“The day before Virginia died I found her in the parlor. I said to her, ‘Do you feel any better to-day?’ and sat down by the big arm-chair in which she was placed. Mr. Poe sat on the other side of her. I had my hand in hers, and she took it and placed it in Mr. Poe’s, saying, ‘Mary, be a friend to Eddie, and don’t forsake him; he always loved you — didn’t you, Eddie?’ We three were alone, Mrs. Clemm being in the kitchen. On the day Virginia died I came down from the cottage to the city in the same stage with Mrs. Dr. Shew. She was a great friend of theirs, and we talked about Virginia. On the day of the funeral I remember meeting at the cottage Mrs. Ann S. Stephens, Mrs. Shew, N. P. Willis and his partner. [page 640:] It was very cold, and I did not go to the grave, but staid at the house.

“They were so very poor that Mrs. Clemm told me that, in order to get money to live, she picked manuscripts out of Mr. Poe’s wastepaper basket which he had rejected, and sold them without his knowledge. When my daughter was to be married I wanted Eddie and Mrs. Clemm to come to the wedding. She said they could not, as neither she nor he had any clothes. She wanted me to buy Virginia’s gold thimble for ten dollars for a wedding present, but I could not afford it, as I had many things to buy. Mrs. Clemm, however, did sell the thimble.”

In talking of Poe’s intended marriage to Mrs. Shelton, whom he had known as a young man while she was Miss Sarah Elmira Royster, Mary said that Mr. Allan had originally intended them for each other, and spoke of the lady as being a protege or adopted daughter of that gentleman. As Mr. Woodberry speaks of this affair as coming to naught on account of Mr. Allan’s opposition, and Mr. Gill says it was strongly opposed by that gentleman, [column 2:] and the cause of a violent quarrel between him and his adopted son, perhaps the statement of the lady who followed Miss Royster in Poe’s affections should have some weight. It is evident that with the natural disposition of a man to make light of a previous affair he intimated to his new love that it was Mr. Allan who wanted the match, and not he. In this there was, it is likely, also considerable truth. My informant having been perhaps naturally inclined to laugh at much of the story of the love of Poe for his child cousin Virginia, which his biographers speak of as if it made up, with the motherly love of Mrs. Clemm, the whole sum of his experience in female affection during his stay at the latter’s home in Baltimore, was also at variance with these gentlemen on another point. She insisted, contrary to all accounts, that Mrs. Shelton, who was the widow, she said, of a rich Southerner, old enough to have been her father, sent first for Mrs. Clemm, and that the latter then sent for Poe. There were some details given about this matter which gave the statement a strong air of probability, but are not worth relating here.


[[Footnotes]]

[The following footnote appears at the bottom of page 634, column 1.]]

*  The lady died in the West in 1887.
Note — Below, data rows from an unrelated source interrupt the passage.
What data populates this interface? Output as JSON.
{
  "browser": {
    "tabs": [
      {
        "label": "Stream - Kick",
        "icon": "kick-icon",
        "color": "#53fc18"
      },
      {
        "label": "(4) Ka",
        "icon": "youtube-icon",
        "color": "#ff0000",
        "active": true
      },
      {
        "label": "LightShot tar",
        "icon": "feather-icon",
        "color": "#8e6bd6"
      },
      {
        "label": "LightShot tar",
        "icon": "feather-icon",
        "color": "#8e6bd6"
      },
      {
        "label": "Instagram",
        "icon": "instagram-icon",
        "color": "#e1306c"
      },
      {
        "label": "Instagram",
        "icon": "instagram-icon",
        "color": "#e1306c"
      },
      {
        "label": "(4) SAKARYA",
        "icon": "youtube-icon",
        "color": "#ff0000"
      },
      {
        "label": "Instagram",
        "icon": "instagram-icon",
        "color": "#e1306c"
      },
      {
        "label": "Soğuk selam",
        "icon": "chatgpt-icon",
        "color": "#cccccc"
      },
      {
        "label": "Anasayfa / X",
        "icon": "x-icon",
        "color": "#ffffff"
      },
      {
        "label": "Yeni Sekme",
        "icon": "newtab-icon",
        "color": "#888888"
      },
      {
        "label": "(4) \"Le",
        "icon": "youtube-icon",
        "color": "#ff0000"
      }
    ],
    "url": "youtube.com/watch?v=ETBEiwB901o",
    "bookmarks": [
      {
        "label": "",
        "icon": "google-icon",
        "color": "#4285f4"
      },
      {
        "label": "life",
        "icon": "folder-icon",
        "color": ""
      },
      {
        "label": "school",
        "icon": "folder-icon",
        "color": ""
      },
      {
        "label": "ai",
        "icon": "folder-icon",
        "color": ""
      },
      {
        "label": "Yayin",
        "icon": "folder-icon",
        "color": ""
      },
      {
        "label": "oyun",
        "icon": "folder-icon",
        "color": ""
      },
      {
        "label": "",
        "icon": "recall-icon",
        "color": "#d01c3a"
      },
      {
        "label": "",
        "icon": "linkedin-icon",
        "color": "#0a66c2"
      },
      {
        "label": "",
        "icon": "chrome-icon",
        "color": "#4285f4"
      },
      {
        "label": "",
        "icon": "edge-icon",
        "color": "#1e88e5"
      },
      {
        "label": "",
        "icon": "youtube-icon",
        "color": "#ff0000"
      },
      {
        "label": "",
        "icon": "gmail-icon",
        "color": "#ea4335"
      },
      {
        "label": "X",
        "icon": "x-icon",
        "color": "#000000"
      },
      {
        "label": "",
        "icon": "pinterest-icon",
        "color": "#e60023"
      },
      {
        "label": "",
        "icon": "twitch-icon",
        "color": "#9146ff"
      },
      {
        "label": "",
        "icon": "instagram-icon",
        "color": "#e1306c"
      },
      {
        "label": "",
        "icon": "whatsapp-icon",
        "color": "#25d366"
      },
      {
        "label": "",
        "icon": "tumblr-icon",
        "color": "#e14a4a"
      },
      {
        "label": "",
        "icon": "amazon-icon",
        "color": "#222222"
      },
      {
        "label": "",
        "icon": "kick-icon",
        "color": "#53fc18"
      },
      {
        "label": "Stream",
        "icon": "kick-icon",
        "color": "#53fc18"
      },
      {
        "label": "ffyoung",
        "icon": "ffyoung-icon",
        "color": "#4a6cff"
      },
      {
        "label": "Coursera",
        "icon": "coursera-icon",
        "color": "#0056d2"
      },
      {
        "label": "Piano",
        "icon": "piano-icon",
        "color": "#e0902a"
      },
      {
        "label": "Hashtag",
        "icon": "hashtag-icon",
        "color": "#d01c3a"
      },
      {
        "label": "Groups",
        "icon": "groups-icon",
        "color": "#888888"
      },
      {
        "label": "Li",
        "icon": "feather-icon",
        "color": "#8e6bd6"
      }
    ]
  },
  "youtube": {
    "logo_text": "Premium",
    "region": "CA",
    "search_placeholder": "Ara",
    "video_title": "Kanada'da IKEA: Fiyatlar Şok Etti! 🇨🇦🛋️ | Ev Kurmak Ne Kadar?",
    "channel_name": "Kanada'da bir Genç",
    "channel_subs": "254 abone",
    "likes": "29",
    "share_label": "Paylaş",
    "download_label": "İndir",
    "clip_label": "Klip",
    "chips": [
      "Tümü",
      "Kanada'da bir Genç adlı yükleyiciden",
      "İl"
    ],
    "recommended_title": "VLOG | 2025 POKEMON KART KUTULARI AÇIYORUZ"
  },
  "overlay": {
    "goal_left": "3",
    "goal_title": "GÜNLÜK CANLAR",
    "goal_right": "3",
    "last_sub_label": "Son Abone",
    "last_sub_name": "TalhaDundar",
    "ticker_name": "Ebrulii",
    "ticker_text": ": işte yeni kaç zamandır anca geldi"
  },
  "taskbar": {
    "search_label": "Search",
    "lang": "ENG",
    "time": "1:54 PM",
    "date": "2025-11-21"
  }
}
[The following footnote appears at the bottom of page 638, column 1.]

*  This is evidently the second of the occasions which Poe’s friend Mr. L. A. Wilmer spoke of in his recollections published on May 28, 1866, in the Baltimore Daily Commercial, as when Mrs. Clemm scolded her hephew “for coming home intoxicated the night before from a tavern, but as if it were a rare occurrence.”
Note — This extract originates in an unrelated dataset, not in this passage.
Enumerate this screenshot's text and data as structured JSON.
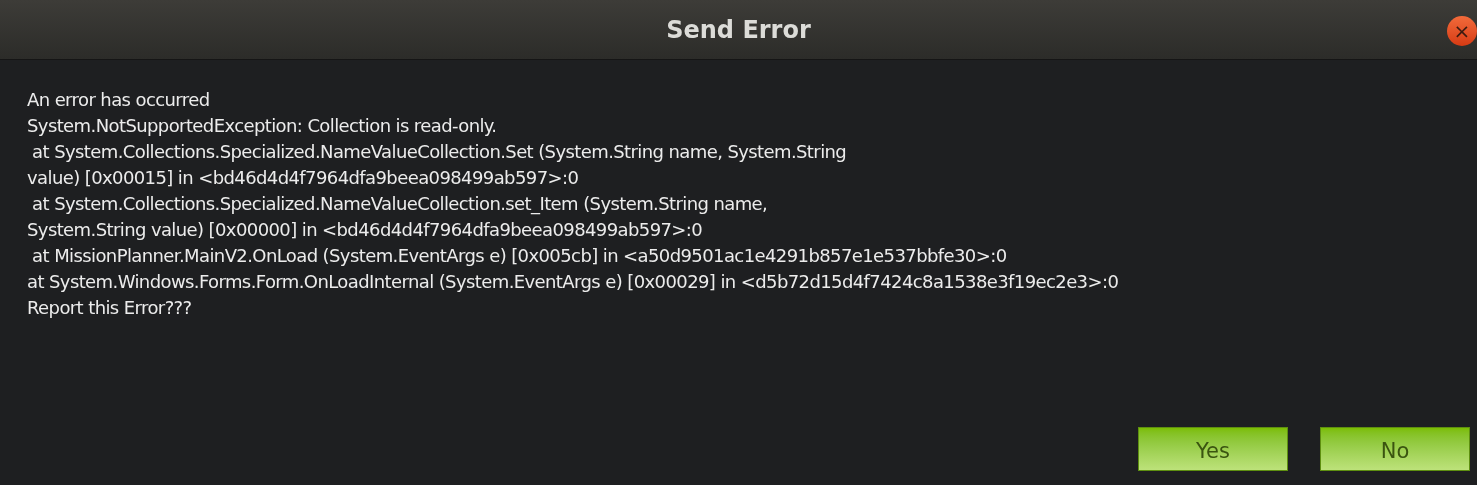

[The following footnote appears at the bottom of page 639, column 2.]

*  This was evidently the time that he was away for a short time from his desk as editor of Graham’s Magazine, and on coming back found Dr. Griswold temporarily in his place, and left the office with wounded feelings, not to return again.


∞∞∞∞∞∞∞


Notes:

Although she seems to have used the name Mary Deveraux in Baltimore, her real name was Mary Starr.

∞∞∞∞∞∞∞

[S:0 - HM, 1889] - Edgar Allan Poe Society of Baltimore - A Poe Bookshelf - Edgar Allan Poe (R. H. Stoddard, 1889)